Throughout games hosted in Toronto, Tampa Bay, Cleveland, Detroit and New York, among other cities, players and fans bowed their heads in remembrance of Fernandez, who was one of three men killed in a boating accident that occurred near Miami at around 3:15 a.m., authorities said.
The Miami Dolphins of the NFL also held a moment of silence for Fernandez, who starred for their neighboring team.
Individually, players like Yasiel Puig of the Los Angeles Dodgers and Yoenis Cespedes of the New York Mets taped #16 jerseys to the inside of their teams’ respective dugouts in honor of Fernandez. Puig and Cespedes, like Fernandez, fled Cuba to play baseball in the U.S.
Hall of Fame pitcher Pedro Martinez, who is now a baseball commentator for TBS, called Fernandez “a better talent than I was,” helping to frame for casual fans just how special of a talent Fernandez was, and what kind of future he could have had.
Advanced metrics suggest that Fernandez was not only great, or great for his age at just 24 years old, but arguably a generational pitching talent.
Since being called up by the Marlins as a 19-year-old player in 2013, only three-time Cy Young award winner Clayton Kershaw (2.00) has a lower Fielding Independent Pitching ratio (FIP) than Fernandez (2.43) during that time, a statistic created to determine a pitcher’s Earned Run Average that removes an emphasis on luck, according to Fangraphs.com, a website focused around baseball analytics.
His ratio of strikeouts per nine innings over that stretch of time (11.25) is second only to Japanese-born powerhouse Yu Darvish of the Texas Rangers (11.62), according to Fangraphs.
Kershaw and Darvish were both several years older than Fernandez during his first four seasons, and 2016 demonstrated that the 24-year-old phenom was in the process of taking his game to an entirely different level.
His 2016 FIP (2.29) was the lowest in all of baseball before his untimely death, and his ratio of strikeouts per nine innings this season (12.49) dominated all other pitchers by an impressive margin.
In terms of Wins Above Replacement (WAR), a statistic created to summarize a player’s total contributions to their team, Fernandez’s 6.2 ranked the highest of any pitcher in baseball this season, according to Fangraphs.
As a result of these achievements, many commentators speculated that Fernandez had a strong chance to win a posthumous Cy Young award this season, an award that would acknowledge him as the best pitcher in the National League for this season.
Fernandez’s last game, a home start on Sept. 20 against the first place Washington Nationals was an absolute gem, and indicative of the kind of talent he possessed as a player.
Fernandez went eight innings for his 16th win of the season, striking out 12, and walking none.
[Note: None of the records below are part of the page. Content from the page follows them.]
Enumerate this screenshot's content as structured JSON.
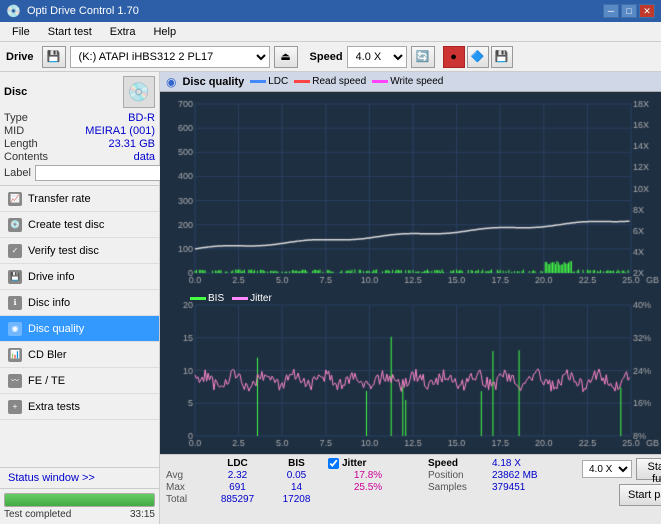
{
  "titleBar": {
    "title": "Opti Drive Control 1.70",
    "minBtn": "─",
    "maxBtn": "□",
    "closeBtn": "✕"
  },
  "menuBar": {
    "items": [
      "File",
      "Start test",
      "Extra",
      "Help"
    ]
  },
  "driveToolbar": {
    "driveLabel": "Drive",
    "driveValue": "(K:)  ATAPI iHBS312  2 PL17",
    "speedLabel": "Speed",
    "speedValue": "4.0 X"
  },
  "disc": {
    "title": "Disc",
    "typeLabel": "Type",
    "typeValue": "BD-R",
    "midLabel": "MID",
    "midValue": "MEIRA1 (001)",
    "lengthLabel": "Length",
    "lengthValue": "23.31 GB",
    "contentsLabel": "Contents",
    "contentsValue": "data",
    "labelLabel": "Label",
    "labelValue": ""
  },
  "navItems": [
    {
      "id": "transfer-rate",
      "label": "Transfer rate",
      "active": false
    },
    {
      "id": "create-test-disc",
      "label": "Create test disc",
      "active": false
    },
    {
      "id": "verify-test-disc",
      "label": "Verify test disc",
      "active": false
    },
    {
      "id": "drive-info",
      "label": "Drive info",
      "active": false
    },
    {
      "id": "disc-info",
      "label": "Disc info",
      "active": false
    },
    {
      "id": "disc-quality",
      "label": "Disc quality",
      "active": true
    },
    {
      "id": "cd-bler",
      "label": "CD Bler",
      "active": false
    },
    {
      "id": "fe-te",
      "label": "FE / TE",
      "active": false
    },
    {
      "id": "extra-tests",
      "label": "Extra tests",
      "active": false
    }
  ],
  "statusWindow": {
    "label": "Status window >>"
  },
  "progress": {
    "percent": 100,
    "statusText": "Test completed",
    "timeText": "33:15"
  },
  "chartPanel": {
    "title": "Disc quality",
    "legend": [
      {
        "id": "ldc",
        "label": "LDC",
        "color": "#4488ff"
      },
      {
        "id": "read-speed",
        "label": "Read speed",
        "color": "#ff4444"
      },
      {
        "id": "write-speed",
        "label": "Write speed",
        "color": "#ff44ff"
      }
    ],
    "legendBottom": [
      {
        "id": "bis",
        "label": "BIS",
        "color": "#44ff44"
      },
      {
        "id": "jitter",
        "label": "Jitter",
        "color": "#ff88ff"
      }
    ]
  },
  "stats": {
    "avgLabel": "Avg",
    "maxLabel": "Max",
    "totalLabel": "Total",
    "ldcAvg": "2.32",
    "ldcMax": "691",
    "ldcTotal": "885297",
    "bisAvg": "0.05",
    "bisMax": "14",
    "bisTotal": "17208",
    "jitterLabel": "Jitter",
    "jitterAvg": "17.8%",
    "jitterMax": "25.5%",
    "speedLabel": "Speed",
    "speedAvg": "4.18 X",
    "positionLabel": "Position",
    "positionValue": "23862 MB",
    "samplesLabel": "Samples",
    "samplesValue": "379451",
    "speedDropdown": "4.0 X",
    "startFullBtn": "Start full",
    "startPartBtn": "Start part",
    "ldcHeader": "LDC",
    "bisHeader": "BIS"
  }
}
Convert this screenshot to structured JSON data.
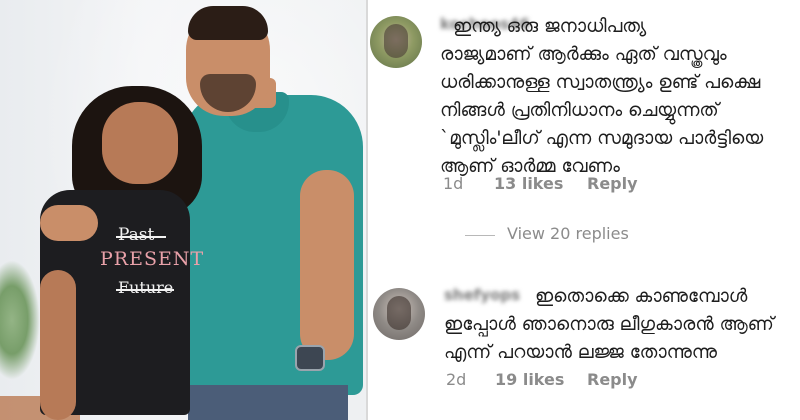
{
  "photo": {
    "shirt_lines": [
      "Past",
      "PRESENT",
      "Future"
    ]
  },
  "comments": [
    {
      "username": "kochoos46",
      "text_lines": [
        "ഇന്ത്യ ഒരു ജനാധിപത്യ",
        "രാജ്യമാണ് ആർക്കും ഏത് വസ്ത്രവും",
        "ധരിക്കാനുള്ള സ്വാതന്ത്ര്യം ഉണ്ട് പക്ഷെ",
        "നിങ്ങൾ പ്രതിനിധാനം ചെയ്യുന്നത്",
        "`മുസ്ലിം'ലീഗ് എന്ന സമുദായ പാർട്ടിയെ",
        "ആണ് ഓർമ്മ വേണം"
      ],
      "time": "1d",
      "likes": "13 likes",
      "reply": "Reply",
      "view_replies": "View 20 replies"
    },
    {
      "username": "shefyops",
      "text_lines": [
        "ഇതൊക്കെ കാണുമ്പോൾ",
        "ഇപ്പോൾ ഞാനൊരു ലീഗുകാരൻ ആണ്",
        "എന്ന് പറയാൻ ലജ്ജ തോന്നുന്നു"
      ],
      "time": "2d",
      "likes": "19 likes",
      "reply": "Reply"
    }
  ],
  "colors": {
    "meta_gray": "#8b8b8b",
    "text_dark": "#1e1e1e",
    "shirt_teal": "#2d9a96"
  }
}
He allowed only three hits, two of which were singles.
Teammate Martin Prado, while speaking behalf of the team during a press conference on Sunday, said that Fernandez considered it to be among his best performances as a player.
Copyright © 2016, ABC Radio. All rights reserved.
Read More →